"Chapter 11 will permit Aereo to maximize the value of its business and assets without the extensive cost and distraction of defending drawn out litigation in several courts," Aereo CEO Chet Kanojia wrote in a blog post on the company's website Friday morning.
While Aereo, which was backed by IAC Chairman Barry Diller, didn't succeed in changing the TV ecosystem, Mr. Kanoji said, "we believe that we have played a significant part in pushing the conversation forward, helping force positive change in the industry for consumers."
The suggestion is that Aereo helped build momentum behind recent efforts to build TV-over-the-web services such as that planned by Dish, which will offer small packages than traditional services at lower prices, or CBS's new streaming service for subscribers who don't have cable or satellite.
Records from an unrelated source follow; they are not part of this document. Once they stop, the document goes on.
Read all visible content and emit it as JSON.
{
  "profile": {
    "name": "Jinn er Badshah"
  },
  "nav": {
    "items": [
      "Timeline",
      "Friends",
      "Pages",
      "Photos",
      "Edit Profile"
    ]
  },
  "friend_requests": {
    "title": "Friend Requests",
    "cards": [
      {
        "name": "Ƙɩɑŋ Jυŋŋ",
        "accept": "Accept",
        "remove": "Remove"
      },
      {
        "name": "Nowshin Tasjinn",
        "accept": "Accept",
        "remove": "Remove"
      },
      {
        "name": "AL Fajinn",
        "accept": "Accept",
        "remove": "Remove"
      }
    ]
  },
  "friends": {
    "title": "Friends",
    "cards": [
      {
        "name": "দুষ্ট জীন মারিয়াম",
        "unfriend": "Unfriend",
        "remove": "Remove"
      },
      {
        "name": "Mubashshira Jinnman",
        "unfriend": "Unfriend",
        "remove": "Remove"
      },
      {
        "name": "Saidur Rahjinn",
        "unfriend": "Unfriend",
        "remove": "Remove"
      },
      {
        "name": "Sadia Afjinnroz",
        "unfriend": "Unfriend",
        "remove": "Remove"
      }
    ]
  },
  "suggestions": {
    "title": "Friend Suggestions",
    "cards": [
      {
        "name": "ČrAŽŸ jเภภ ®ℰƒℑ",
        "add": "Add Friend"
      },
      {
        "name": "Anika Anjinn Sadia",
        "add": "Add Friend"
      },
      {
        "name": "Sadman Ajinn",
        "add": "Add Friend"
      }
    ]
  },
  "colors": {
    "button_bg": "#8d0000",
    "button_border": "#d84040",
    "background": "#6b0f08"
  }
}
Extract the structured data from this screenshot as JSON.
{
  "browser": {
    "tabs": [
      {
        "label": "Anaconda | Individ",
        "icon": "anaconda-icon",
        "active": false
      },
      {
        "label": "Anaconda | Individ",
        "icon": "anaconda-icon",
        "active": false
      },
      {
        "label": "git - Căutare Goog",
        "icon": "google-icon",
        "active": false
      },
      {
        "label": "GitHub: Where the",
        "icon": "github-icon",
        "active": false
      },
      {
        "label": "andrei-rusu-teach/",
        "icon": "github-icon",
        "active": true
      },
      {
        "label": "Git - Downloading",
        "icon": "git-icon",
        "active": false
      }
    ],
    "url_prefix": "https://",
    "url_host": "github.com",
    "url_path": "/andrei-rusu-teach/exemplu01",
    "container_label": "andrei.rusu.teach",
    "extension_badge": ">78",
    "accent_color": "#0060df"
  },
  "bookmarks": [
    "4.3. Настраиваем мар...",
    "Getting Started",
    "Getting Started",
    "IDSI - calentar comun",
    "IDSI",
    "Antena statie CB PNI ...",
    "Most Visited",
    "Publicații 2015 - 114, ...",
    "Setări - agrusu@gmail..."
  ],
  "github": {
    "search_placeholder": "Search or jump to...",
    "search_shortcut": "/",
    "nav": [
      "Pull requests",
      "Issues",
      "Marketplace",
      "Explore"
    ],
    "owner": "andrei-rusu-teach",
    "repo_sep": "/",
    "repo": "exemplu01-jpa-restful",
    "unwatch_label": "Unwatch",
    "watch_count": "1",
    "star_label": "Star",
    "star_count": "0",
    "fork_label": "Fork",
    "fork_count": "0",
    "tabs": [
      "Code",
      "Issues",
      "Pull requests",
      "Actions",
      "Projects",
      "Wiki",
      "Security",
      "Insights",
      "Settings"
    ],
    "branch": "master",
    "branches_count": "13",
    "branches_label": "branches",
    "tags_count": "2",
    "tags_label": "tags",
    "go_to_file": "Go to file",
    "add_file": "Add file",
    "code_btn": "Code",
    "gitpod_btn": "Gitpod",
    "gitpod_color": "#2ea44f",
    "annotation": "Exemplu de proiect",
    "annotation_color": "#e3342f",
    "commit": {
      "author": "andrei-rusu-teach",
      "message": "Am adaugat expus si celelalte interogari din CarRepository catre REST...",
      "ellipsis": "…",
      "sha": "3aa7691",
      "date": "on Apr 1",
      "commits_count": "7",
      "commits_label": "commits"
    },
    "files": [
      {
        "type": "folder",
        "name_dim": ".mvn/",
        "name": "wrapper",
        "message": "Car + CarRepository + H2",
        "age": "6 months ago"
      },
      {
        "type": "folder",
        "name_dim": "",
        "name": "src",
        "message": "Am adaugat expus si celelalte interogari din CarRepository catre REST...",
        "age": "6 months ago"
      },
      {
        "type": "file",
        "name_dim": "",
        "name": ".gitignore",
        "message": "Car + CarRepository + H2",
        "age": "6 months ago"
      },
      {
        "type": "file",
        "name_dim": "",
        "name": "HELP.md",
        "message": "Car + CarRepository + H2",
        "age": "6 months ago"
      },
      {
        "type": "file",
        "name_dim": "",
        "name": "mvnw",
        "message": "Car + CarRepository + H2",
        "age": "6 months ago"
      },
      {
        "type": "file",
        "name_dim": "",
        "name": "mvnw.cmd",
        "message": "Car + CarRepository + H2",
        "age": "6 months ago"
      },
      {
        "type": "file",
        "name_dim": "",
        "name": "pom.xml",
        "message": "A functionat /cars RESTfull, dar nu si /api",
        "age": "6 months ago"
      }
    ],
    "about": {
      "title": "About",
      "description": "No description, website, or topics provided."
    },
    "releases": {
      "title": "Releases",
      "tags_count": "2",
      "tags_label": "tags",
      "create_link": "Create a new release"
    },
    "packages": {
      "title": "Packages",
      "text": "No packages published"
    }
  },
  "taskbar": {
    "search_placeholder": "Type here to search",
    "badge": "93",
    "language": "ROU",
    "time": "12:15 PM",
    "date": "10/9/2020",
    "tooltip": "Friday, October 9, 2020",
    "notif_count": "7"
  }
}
But networks went to war against Aereo for taking their signals without permission or compensation, seeking injunctions to shut it down while its legality could be ascertained. Although they lost their initial court battles, their appeals eventually reached the Supreme Court. Aereo turned off its service in June, when the Court ruled that the service infringed on networks' copyright, rejecting the company's argument that the individual, remote antennas it rented each subscriber were equivalent to antennas consumers legally bought and used at home.
Aereo looked for other ways to position its business, such as becoming a more traditional pay-TV company, one that negotiated for the right to networks' programming. But it was unable to get the license needed to transmit programs under copyright law.
Last month the Federal Communications Commission circulated a proposed rule change that would allow online video providers such as Aereo to distribute TV like cable services, helping consumers circumvent large packages of channels.
Mr. Kanojia called the action by FCC Chairman Tom Wheeler "an important step."
But any rule change was not coming soon enough. Earlier in the month, Aereo laid off a majority of its employees and shuttered its offices in New York and Boston.
"We feel incredibly lucky to have had the opportunity to build something as meaningful and special as Aereo," Mr. Kanojia wrote Friday. "With so many shifts and advances in technology, there has never been a more perfect time to take risks, challenge the status quo and build something special."